Top of ENTRIES SUPPLIED

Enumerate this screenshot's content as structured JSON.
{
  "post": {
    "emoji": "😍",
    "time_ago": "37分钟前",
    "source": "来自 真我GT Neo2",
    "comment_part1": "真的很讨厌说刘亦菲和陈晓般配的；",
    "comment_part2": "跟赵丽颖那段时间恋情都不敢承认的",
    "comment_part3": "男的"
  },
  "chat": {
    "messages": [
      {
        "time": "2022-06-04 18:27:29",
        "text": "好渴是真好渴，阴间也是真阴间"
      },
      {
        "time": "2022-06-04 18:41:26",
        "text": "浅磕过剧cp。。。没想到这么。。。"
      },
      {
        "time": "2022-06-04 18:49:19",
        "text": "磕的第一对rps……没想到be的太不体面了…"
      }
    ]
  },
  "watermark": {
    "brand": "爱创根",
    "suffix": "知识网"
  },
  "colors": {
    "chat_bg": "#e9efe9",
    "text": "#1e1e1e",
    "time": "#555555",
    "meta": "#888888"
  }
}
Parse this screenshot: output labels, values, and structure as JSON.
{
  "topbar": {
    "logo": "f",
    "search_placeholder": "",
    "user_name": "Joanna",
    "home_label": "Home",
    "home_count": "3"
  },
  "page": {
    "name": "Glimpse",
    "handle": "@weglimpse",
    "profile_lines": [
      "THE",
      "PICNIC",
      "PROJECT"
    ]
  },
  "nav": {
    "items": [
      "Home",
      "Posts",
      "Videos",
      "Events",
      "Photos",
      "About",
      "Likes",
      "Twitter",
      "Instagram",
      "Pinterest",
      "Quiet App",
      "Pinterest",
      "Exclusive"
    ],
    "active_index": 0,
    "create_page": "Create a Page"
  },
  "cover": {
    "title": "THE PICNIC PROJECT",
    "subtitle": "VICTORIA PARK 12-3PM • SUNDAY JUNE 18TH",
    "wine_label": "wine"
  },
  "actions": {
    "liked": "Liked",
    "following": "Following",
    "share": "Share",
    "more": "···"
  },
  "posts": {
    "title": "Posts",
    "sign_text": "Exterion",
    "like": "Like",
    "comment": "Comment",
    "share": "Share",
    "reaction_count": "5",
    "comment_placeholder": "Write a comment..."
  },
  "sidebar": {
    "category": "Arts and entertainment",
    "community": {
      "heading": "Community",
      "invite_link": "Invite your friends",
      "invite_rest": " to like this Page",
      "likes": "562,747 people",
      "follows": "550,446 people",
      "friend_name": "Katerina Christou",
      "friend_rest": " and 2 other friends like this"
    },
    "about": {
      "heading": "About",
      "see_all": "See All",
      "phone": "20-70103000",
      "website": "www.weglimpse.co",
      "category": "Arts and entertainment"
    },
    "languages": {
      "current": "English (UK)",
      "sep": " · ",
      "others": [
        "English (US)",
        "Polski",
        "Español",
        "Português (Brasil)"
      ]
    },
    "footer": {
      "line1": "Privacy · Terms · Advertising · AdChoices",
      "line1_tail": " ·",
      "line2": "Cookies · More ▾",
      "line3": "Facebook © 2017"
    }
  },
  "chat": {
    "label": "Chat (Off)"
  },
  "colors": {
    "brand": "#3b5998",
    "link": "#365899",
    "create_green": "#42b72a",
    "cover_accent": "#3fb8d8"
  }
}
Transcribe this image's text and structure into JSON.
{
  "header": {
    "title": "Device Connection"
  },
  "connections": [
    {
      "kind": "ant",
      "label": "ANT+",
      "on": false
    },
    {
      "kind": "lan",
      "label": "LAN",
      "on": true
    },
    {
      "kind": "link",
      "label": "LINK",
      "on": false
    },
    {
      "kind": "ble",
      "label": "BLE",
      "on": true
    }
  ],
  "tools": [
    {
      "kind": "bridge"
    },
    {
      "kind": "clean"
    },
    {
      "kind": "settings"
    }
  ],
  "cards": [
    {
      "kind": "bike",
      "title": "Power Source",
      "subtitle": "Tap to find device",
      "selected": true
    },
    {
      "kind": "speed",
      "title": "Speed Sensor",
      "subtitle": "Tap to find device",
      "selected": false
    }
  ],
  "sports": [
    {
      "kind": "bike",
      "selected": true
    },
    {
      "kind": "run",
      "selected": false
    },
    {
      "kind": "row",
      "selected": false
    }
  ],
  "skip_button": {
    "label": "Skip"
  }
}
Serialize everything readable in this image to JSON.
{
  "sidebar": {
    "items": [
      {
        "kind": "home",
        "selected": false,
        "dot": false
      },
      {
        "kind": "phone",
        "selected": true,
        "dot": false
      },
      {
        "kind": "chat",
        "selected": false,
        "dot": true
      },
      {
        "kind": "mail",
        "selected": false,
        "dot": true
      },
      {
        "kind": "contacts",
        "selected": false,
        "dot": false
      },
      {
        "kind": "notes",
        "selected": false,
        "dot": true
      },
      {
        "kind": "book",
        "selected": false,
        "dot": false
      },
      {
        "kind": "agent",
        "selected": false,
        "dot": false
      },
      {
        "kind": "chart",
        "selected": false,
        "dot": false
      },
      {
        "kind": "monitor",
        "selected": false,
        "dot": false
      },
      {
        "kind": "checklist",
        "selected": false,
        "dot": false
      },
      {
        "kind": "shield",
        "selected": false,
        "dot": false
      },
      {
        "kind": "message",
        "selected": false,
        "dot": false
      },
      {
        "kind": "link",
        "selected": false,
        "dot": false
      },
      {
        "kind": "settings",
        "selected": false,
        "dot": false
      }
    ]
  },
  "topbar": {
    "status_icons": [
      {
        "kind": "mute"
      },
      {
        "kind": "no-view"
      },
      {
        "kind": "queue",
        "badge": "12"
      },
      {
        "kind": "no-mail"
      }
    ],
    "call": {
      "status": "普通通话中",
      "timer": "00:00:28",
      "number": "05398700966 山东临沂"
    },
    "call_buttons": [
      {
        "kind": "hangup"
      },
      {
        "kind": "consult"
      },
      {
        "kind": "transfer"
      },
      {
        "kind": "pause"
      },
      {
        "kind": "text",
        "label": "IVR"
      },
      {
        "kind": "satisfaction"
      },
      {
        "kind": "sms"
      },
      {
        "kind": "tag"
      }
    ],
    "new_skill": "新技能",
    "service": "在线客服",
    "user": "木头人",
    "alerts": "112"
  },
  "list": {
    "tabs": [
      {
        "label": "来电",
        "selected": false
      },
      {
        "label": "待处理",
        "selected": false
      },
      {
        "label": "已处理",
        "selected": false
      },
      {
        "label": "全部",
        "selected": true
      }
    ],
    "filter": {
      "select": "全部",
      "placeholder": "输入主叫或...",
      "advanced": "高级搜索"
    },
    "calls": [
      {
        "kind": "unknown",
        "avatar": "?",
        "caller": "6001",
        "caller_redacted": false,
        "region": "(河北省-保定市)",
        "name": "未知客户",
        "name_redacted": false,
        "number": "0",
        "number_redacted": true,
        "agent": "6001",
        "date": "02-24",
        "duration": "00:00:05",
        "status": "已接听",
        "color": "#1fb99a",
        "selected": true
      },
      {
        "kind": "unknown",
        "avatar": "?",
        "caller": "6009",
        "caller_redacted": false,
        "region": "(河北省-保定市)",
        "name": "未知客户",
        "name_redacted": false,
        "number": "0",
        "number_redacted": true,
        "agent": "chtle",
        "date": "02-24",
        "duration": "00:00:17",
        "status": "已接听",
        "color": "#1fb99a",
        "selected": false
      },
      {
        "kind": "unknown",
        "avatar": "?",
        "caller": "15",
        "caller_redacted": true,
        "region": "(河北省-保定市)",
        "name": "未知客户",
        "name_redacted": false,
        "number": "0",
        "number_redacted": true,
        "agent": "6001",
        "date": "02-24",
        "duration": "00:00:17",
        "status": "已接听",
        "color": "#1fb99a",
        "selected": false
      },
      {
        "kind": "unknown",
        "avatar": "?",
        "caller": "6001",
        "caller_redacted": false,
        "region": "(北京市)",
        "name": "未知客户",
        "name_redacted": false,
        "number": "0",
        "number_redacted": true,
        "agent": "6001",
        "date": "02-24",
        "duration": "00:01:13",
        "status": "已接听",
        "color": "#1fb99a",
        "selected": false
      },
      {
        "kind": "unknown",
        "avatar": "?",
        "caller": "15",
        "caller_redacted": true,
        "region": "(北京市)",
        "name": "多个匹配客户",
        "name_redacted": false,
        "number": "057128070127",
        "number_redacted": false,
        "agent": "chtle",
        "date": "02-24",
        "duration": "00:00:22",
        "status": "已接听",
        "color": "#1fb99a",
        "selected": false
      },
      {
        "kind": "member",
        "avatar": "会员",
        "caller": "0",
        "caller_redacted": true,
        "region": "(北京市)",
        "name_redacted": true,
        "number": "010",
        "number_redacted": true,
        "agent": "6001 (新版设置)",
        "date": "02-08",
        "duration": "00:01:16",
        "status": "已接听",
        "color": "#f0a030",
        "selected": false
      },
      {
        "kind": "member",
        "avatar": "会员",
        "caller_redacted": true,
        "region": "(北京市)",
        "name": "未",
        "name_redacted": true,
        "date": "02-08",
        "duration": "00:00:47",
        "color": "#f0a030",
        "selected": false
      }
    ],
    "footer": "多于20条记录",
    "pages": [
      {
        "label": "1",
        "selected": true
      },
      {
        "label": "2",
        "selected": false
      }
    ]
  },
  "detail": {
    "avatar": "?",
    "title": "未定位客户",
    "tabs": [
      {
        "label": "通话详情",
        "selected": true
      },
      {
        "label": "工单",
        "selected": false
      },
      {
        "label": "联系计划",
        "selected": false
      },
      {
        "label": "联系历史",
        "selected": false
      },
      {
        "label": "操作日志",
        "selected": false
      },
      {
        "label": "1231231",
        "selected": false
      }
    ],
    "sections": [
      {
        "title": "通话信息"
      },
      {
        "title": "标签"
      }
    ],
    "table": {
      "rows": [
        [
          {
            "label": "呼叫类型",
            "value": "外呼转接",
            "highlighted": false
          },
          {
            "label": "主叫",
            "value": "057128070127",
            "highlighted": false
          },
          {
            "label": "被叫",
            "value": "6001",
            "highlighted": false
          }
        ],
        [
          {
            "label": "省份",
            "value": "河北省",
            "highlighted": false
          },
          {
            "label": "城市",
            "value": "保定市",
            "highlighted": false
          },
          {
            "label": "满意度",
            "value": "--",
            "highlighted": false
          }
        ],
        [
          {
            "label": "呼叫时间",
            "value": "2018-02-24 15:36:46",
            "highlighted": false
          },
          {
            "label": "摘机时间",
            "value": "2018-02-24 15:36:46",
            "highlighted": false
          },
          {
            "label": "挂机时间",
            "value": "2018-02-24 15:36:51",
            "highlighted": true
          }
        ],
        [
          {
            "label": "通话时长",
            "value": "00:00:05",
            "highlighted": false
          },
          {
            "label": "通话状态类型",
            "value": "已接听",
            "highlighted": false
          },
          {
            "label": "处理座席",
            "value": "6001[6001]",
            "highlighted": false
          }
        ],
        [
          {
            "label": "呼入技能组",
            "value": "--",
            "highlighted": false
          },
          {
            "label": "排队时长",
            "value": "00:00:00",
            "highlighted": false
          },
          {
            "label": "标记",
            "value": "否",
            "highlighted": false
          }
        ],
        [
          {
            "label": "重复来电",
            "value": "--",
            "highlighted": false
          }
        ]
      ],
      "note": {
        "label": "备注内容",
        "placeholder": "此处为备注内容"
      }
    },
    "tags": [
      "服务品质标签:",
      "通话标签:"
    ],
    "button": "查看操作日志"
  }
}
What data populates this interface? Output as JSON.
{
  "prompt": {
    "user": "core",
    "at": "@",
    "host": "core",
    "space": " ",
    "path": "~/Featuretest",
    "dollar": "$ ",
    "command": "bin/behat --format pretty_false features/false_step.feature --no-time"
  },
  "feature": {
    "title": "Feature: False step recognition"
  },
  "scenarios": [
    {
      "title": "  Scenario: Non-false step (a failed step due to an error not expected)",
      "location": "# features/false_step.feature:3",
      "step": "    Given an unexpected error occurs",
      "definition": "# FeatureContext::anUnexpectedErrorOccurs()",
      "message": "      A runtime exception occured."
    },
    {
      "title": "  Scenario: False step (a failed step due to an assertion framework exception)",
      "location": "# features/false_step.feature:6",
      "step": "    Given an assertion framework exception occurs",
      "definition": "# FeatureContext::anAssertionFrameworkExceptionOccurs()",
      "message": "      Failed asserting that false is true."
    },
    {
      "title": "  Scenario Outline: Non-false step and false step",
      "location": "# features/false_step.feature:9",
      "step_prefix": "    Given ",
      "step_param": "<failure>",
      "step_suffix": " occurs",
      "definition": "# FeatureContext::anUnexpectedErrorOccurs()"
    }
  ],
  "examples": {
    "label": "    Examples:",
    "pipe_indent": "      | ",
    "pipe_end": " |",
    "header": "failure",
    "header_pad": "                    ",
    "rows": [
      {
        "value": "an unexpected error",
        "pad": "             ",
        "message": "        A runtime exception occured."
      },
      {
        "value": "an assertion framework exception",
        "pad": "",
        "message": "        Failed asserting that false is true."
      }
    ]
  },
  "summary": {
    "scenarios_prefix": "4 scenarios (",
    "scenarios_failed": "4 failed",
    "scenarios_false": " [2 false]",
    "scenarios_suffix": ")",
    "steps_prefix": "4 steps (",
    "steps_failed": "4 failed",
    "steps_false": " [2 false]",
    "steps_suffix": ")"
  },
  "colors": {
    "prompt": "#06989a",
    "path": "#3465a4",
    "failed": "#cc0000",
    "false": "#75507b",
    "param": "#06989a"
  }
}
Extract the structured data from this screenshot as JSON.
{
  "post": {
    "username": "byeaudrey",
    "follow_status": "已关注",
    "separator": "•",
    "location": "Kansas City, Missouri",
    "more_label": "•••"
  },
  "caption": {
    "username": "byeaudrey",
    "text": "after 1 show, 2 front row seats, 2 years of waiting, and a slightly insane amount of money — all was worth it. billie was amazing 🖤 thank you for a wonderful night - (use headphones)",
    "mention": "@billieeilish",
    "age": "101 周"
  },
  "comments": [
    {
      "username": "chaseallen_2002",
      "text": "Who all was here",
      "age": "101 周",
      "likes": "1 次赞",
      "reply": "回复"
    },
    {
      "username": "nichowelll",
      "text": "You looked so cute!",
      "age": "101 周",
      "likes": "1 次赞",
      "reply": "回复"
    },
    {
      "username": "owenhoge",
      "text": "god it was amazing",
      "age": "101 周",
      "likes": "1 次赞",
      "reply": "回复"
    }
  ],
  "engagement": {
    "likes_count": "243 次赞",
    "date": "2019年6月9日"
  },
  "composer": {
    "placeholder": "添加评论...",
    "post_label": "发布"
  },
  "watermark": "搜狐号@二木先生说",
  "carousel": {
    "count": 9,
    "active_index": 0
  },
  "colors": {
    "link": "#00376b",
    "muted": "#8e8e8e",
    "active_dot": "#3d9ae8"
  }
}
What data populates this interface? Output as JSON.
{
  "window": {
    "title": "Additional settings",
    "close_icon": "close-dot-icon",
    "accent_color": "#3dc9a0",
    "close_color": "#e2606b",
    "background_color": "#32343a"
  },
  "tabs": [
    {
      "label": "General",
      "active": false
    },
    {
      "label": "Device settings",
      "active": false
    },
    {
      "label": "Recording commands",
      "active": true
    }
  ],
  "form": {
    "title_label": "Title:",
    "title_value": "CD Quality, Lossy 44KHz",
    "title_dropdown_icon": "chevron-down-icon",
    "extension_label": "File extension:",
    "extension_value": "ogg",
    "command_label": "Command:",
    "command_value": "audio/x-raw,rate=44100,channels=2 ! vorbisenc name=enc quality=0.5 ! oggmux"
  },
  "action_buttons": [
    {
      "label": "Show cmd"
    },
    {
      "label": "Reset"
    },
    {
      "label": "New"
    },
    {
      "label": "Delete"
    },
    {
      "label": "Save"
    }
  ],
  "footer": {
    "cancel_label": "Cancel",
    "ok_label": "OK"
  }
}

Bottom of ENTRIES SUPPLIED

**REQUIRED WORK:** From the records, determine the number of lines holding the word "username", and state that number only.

**RESPONSE AREA:** 5